RENO — A judge is the scorekeeper. A field house is named after the mayor.
The casinos here are small and cozy, filled with men and women wearing blue jeans and boots and big hair and bigger hats. But no pizza-sized pendants or boulder-sized diamond earrings.
When Nevada Las Vegas went to its first Final Four in 1977, its fans stunned the locals in Atlanta with their sparkling accouterments and nouveau riche confidence. But this isn't UNLV. It's the University of Nevada. Not Nevada-Reno, not UNR. It is most definitely not Las Vegas. It's Wolf Pack. Not Wolfpack.
It's not Steve Wynn chartering jets and introducing Donald Trump to Vegas basketball. It's Gary and Glenn Carano, brothers who own the El Dorado Hotel and Casino and manage the Silver Legacy and who support University of Nevada athletics with their hearts and their wallets.
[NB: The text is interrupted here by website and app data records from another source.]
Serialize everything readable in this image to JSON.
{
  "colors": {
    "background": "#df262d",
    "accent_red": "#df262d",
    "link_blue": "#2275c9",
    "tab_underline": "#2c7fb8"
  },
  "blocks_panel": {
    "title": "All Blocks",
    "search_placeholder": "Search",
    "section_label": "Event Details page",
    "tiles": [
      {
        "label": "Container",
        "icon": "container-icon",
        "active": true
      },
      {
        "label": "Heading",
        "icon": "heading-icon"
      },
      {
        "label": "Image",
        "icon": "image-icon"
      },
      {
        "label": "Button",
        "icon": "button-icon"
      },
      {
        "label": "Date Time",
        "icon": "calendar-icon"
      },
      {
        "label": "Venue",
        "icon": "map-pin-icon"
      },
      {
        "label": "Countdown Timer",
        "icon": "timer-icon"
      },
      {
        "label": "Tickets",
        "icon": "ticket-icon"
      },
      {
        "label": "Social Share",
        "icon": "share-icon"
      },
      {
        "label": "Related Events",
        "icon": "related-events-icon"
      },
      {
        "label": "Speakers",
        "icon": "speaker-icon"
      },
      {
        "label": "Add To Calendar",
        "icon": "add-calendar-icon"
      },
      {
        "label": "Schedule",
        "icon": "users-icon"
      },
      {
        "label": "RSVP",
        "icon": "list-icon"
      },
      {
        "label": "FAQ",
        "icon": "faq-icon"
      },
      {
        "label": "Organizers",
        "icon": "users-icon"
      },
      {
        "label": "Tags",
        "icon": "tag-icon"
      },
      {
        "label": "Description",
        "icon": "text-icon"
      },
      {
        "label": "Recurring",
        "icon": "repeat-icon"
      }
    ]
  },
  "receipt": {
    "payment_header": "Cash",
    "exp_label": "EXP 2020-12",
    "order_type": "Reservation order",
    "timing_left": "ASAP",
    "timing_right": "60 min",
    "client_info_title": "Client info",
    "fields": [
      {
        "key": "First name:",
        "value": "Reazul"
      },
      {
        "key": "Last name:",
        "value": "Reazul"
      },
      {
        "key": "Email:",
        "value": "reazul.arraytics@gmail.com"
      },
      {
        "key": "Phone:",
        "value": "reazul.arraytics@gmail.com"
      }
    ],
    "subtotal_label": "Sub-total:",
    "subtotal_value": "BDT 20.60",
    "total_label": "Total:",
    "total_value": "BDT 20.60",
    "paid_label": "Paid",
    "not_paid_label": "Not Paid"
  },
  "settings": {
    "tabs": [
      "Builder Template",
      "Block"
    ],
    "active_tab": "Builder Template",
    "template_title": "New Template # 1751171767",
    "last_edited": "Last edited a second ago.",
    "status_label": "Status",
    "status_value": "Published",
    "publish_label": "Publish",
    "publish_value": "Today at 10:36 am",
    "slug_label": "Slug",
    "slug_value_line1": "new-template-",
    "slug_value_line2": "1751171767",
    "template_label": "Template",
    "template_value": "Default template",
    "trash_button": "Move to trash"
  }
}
They are not insulted to be compared to Wynn. They just wish they could be more like him. "I wish we had that kind of money to give Nevada," Gary Carano said. But not because they feel inferior. Just because they love their Wolf Pack.
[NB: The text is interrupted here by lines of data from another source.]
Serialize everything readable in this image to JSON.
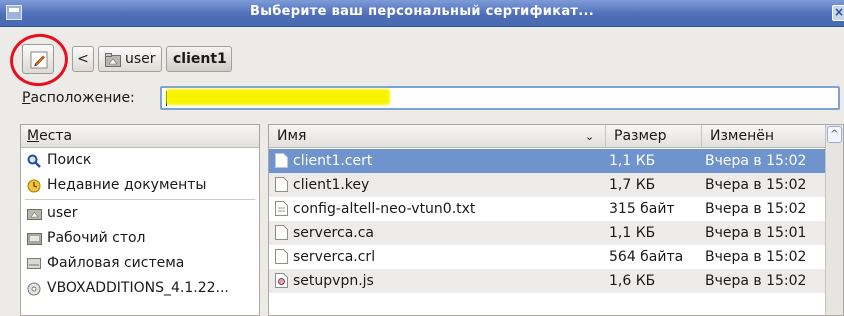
{
  "window": {
    "title": "Выберите ваш персональный сертификат...",
    "close_glyph": "×"
  },
  "toolbar": {
    "back_glyph": "<",
    "path": [
      "user",
      "client1"
    ]
  },
  "location": {
    "label_underlined": "Р",
    "label_rest": "асположение:",
    "value": "",
    "highlight_color": "#f8f400"
  },
  "places": {
    "header_underlined": "М",
    "header_rest": "еста",
    "items": [
      {
        "label": "Поиск",
        "icon": "search-icon"
      },
      {
        "label": "Недавние документы",
        "icon": "recent-icon"
      },
      {
        "label": "user",
        "icon": "home-folder-icon"
      },
      {
        "label": "Рабочий стол",
        "icon": "desktop-icon"
      },
      {
        "label": "Файловая система",
        "icon": "filesystem-icon"
      },
      {
        "label": "VBOXADDITIONS_4.1.22...",
        "icon": "cdrom-icon"
      }
    ]
  },
  "files": {
    "columns": {
      "name": "Имя",
      "size": "Размер",
      "modified": "Изменён"
    },
    "sort_glyph": "⌄",
    "rows": [
      {
        "name": "client1.cert",
        "size": "1,1 КБ",
        "modified": "Вчера в 15:02",
        "selected": true,
        "icon": "file-icon"
      },
      {
        "name": "client1.key",
        "size": "1,7 КБ",
        "modified": "Вчера в 15:02",
        "selected": false,
        "icon": "file-icon"
      },
      {
        "name": "config-altell-neo-vtun0.txt",
        "size": "315 байт",
        "modified": "Вчера в 15:02",
        "selected": false,
        "icon": "text-file-icon"
      },
      {
        "name": "serverca.ca",
        "size": "1,1 КБ",
        "modified": "Вчера в 15:01",
        "selected": false,
        "icon": "file-icon"
      },
      {
        "name": "serverca.crl",
        "size": "564 байта",
        "modified": "Вчера в 15:02",
        "selected": false,
        "icon": "file-icon"
      },
      {
        "name": "setupvpn.js",
        "size": "1,6 КБ",
        "modified": "Вчера в 15:02",
        "selected": false,
        "icon": "script-file-icon"
      }
    ]
  },
  "colors": {
    "selection": "#6e93cd",
    "titlebar": "#4f6fb8",
    "annotation_circle": "#e8101c"
  }
}
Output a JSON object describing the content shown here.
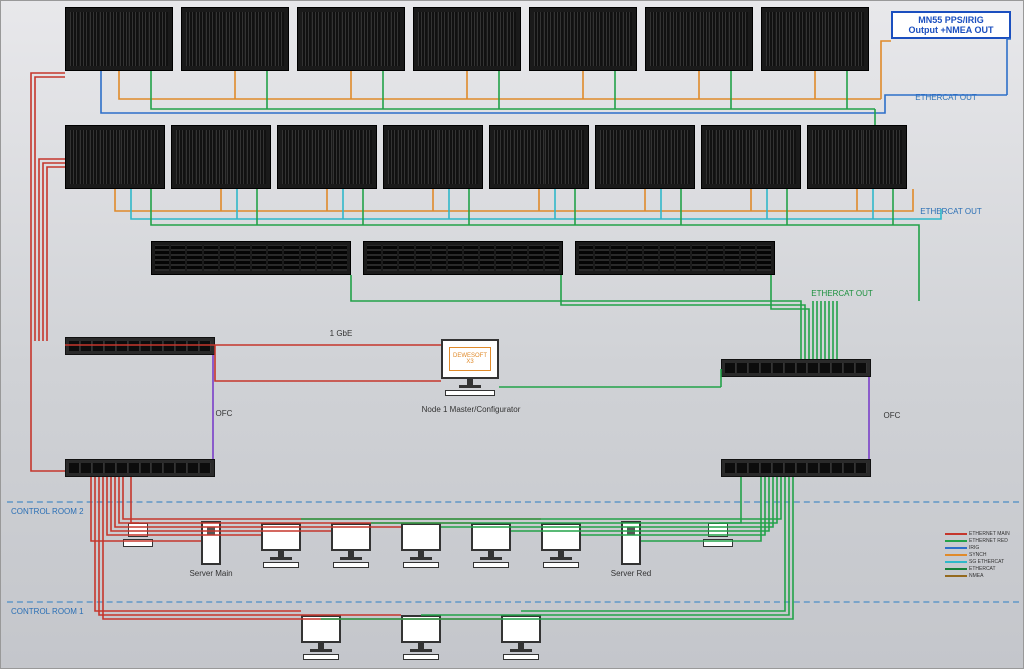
{
  "ext_box": {
    "line1": "MN55 PPS/IRIG",
    "line2": "Output +NMEA OUT"
  },
  "labels": {
    "ethercat_out_top": "ETHERCAT OUT",
    "ethercat_out_mid": "ETHERCAT OUT",
    "ethercat_out_mid2": "ETHERCAT OUT",
    "master_sw": "DEWESOFT X3",
    "master_caption": "Node 1 Master/Configurator",
    "ofc_left": "OFC",
    "ofc_right": "OFC",
    "control_room_2": "CONTROL ROOM 2",
    "control_room_1": "CONTROL ROOM 1",
    "server_main": "Server Main",
    "server_red": "Server Red",
    "one_gbe": "1 GbE"
  },
  "legend": [
    {
      "name": "ETHERNET MAIN",
      "color": "#c5362c"
    },
    {
      "name": "ETHERNET RED",
      "color": "#22a249"
    },
    {
      "name": "IRIG",
      "color": "#2d6fc9"
    },
    {
      "name": "SYNCH",
      "color": "#e08a2a"
    },
    {
      "name": "SG ETHERCAT",
      "color": "#2fb8c9"
    },
    {
      "name": "ETHERCAT",
      "color": "#178038"
    },
    {
      "name": "NMEA",
      "color": "#946a1e"
    }
  ],
  "racks_row1": [
    0,
    1,
    2,
    3,
    4,
    5,
    6
  ],
  "racks_row2": [
    0,
    1,
    2,
    3,
    4,
    5,
    6,
    7
  ],
  "racks_1u": [
    0,
    1,
    2
  ],
  "switches": [
    0,
    1,
    2,
    3
  ],
  "clients_row2": [
    0,
    1,
    2,
    3,
    4
  ],
  "clients_row1": [
    0,
    1,
    2
  ]
}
This week, everybody here loves their Wolf Pack, which is among the 16 teams still alive in the NCAA men's basketball tournament -- at No. 10 the lowest surviving seed and the lone rooting interest for anyone west of Kansas. They face No. 3-seeded Georgia Tech on Friday in St. Louis. If Reno is suddenly on the basketball map, it wasn't when Kevinn Pinkney, a junior forward, arrived from Colton. "I didn't know it existed," he said. "I didn't know there was a city called Reno."
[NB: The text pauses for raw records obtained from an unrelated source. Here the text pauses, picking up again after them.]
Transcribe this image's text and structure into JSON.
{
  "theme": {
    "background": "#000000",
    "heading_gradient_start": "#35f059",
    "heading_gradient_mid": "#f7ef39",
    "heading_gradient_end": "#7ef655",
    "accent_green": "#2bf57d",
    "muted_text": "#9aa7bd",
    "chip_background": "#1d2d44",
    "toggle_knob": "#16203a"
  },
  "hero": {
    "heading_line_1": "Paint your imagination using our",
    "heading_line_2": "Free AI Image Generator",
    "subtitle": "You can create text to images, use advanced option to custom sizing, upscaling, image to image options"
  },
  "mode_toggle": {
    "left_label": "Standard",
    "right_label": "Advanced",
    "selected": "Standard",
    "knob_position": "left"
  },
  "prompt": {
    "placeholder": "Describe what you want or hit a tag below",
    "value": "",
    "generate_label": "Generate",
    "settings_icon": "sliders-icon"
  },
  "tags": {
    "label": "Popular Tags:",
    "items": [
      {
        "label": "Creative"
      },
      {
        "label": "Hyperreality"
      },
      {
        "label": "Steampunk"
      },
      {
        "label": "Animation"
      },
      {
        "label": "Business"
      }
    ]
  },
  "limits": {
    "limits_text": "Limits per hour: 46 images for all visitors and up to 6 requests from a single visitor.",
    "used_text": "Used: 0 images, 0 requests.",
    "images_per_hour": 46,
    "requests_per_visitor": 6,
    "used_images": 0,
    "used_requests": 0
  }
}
And what did senior point guard Todd Okeson of Weskan, Kan., know? "I wasn't even sure there was a Reno. Then I got here and thought, 'This is big.' " How about you, Kirk Snyder, junior guard from Upland. What had you heard about Nevada or Reno or the Wolf Pack? "Absolutely nothing," Snyder said. "It could have been Southern Egypt for all I knew."
The players aren't ashamed. For what was there to know?
It's easy to be all about Wolf Pack and wearing blue and yelling "Sweet 16, Sweet 16," at the airport Sunday night when the newest members of March Madness, Class of Cinderella, arrived home after upsetting Michigan State and Gonzaga.
But how about the guy who has seen more than 800 Wolf Pack games in his life, who is a 58-year-old bankruptcy judge and is still the official scorekeeper? Why is Judge Gregg Zive willing to interrupt his day to tell stories, tales of modest accomplishments and discouraging embarrassments about a college basketball team of little renown?
"Because this is a small community that has its heart invested in the Wolf Pack," Zive said.
Here is the worst moment of Zive's 40-year love affair with Wolf Pack basketball.
"It was a Monday night game, Big Monday, ESPN was here," Zive said, recalling a stumbling, bumbling, disastrous exhibition of basketball in February 1993. "We played Pacific. Kareem Abdul-Jabbar was one of the broadcasters. It was dreadful."
Mike Daniel, a State Farm insurance agent and a Wolf Pack fan since 1975, had the same memory. "We got killed," Daniel said, "and at the end Kareem had just terrible things to say about us. Which we deserved. There couldn't have been 2,000 in the 11,000-seat arena at the end."
"Two thousand," Zive said. "Try 200."
The Wolf Pack lost, 81-69. It was one of 17 losses during Len Stevens' last year as coach.
There haven't been many outstanding moments for Wolf Pack basketball. There has been a team since 1913, and it has played in the Pacific Athletic Assn., the Far Western Conference, the West Coast Conference, the Big Sky, the Big West and now the Western Athletic Conference. There have been 12 conference titles won or shared, two NCAA appearances until now and two NITs. Until Thursday, when the Wolf Pack upset Michigan State, there had never been an NCAA tournament win.
Coach Sonny Allen took the Wolf Pack to the NCAA tournament in 1984 and 1985. In 1979 Jim Carey's team won an NIT game at Oregon State and lost at home to Texas A&M. Zive remembers that one too. Texas A&M had a three-point lead, no timeouts left and a guard trapped in the backcourt near the end of the game.
"So the A&M guard called timeout," Zive said. "Except they'd already used their last one. I had confirmed it with the refs, and everybody else when they called it. Well, Shelby Metcalf was the coach, and he went nuts because it was going to be a technical foul, we would have gotten a free throw and the ball and a chance to win.
"There was a lot of talking, the refs asked me again if they had used their final timeout, I said yes. And they still gave Shelby the timeout, A&M kept the ball and we lost. That's our history."
From 1966 to 73, the Wolf Pack was 33-118. "Pretty grim," Zive said.
"But you know what," Daniel said. "The community was always there. The university and Reno are all tied together. We are in this together, win or lose."